═══ RECORDED DATA ═══

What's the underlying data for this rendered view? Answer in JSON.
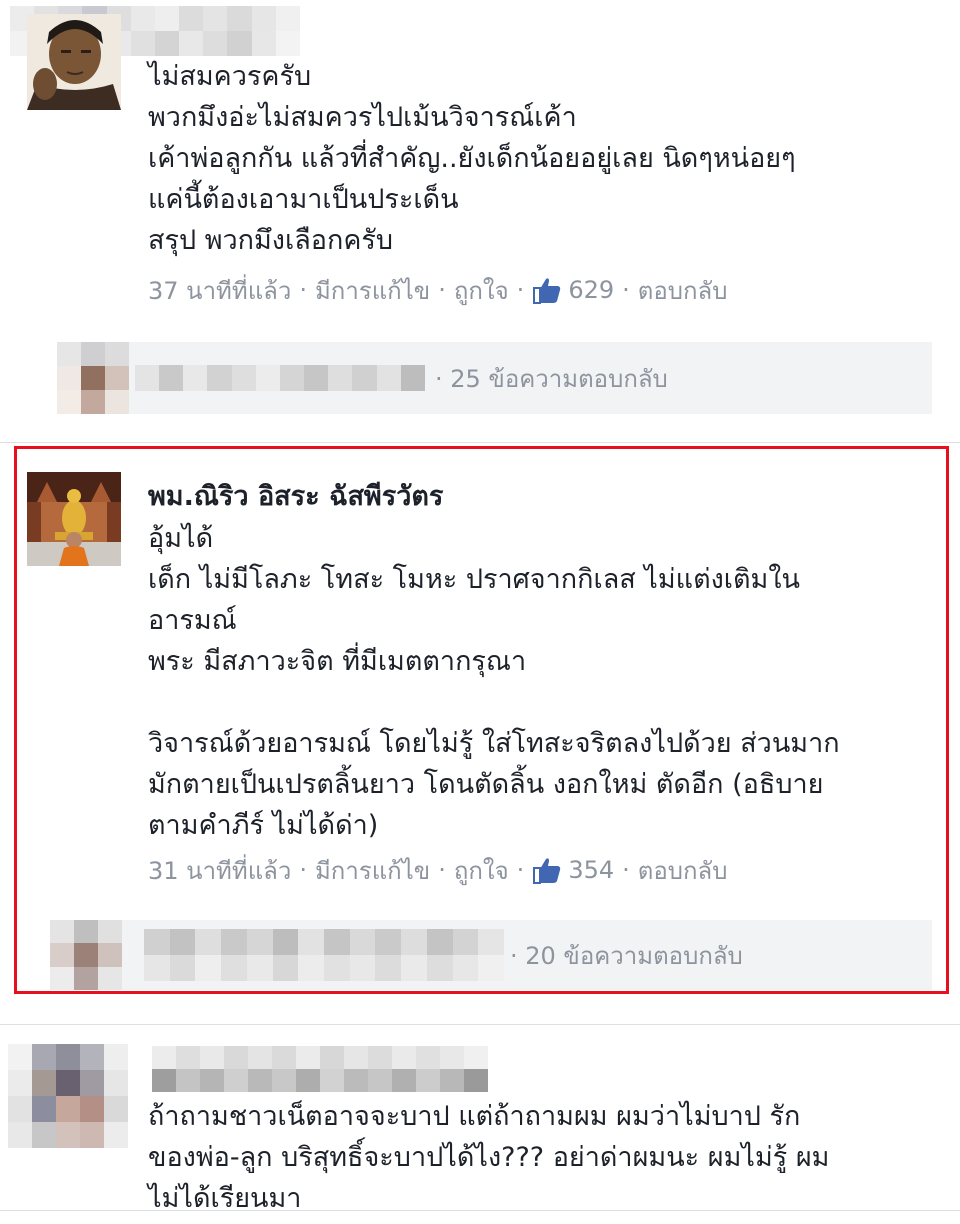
{
  "colors": {
    "highlight": "#e8101e",
    "meta_text": "#8d949e",
    "reply_bar_bg": "#f2f3f5",
    "like_blue": "#4267b2"
  },
  "comments": [
    {
      "author": "",
      "body": "ไม่สมควรครับ\nพวกมึงอ่ะไม่สมควรไปเม้นวิจารณ์เค้า\nเค้าพ่อลูกกัน แล้วที่สำคัญ..ยังเด็กน้อยอยู่เลย นิดๆหน่อยๆ\nแค่นี้ต้องเอามาเป็นประเด็น\nสรุป พวกมึงเลือกครับ",
      "meta": {
        "time": "37 นาทีที่แล้ว",
        "edited": "มีการแก้ไข",
        "like": "ถูกใจ",
        "like_count": "629",
        "reply": "ตอบกลับ",
        "like_icon": "thumbs-up-icon"
      },
      "replies_summary": "25 ข้อความตอบกลับ"
    },
    {
      "author": "พม.ณิริว อิสระ ฉัสพีรวัตร",
      "body": "อุ้มได้\nเด็ก ไม่มีโลภะ โทสะ โมหะ ปราศจากกิเลส ไม่แต่งเติมใน\nอารมณ์\nพระ มีสภาวะจิต ที่มีเมตตากรุณา\n\nวิจารณ์ด้วยอารมณ์ โดยไม่รู้ ใส่โทสะจริตลงไปด้วย ส่วนมาก\nมักตายเป็นเปรตลิ้นยาว โดนตัดลิ้น งอกใหม่ ตัดอีก (อธิบาย\nตามคำภีร์ ไม่ได้ด่า)",
      "meta": {
        "time": "31 นาทีที่แล้ว",
        "edited": "มีการแก้ไข",
        "like": "ถูกใจ",
        "like_count": "354",
        "reply": "ตอบกลับ",
        "like_icon": "thumbs-up-icon"
      },
      "replies_summary": "20 ข้อความตอบกลับ"
    },
    {
      "author": "",
      "body": "ถ้าถามชาวเน็ตอาจจะบาป แต่ถ้าถามผม ผมว่าไม่บาป รัก\nของพ่อ-ลูก บริสุทธิ์จะบาปได้ไง??? อย่าด่าผมนะ ผมไม่รู้ ผม\nไม่ได้เรียนมา"
    }
  ]
}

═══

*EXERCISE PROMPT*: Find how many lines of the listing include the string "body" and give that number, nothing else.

*RESULT FOR THIS EXERCISE*: 3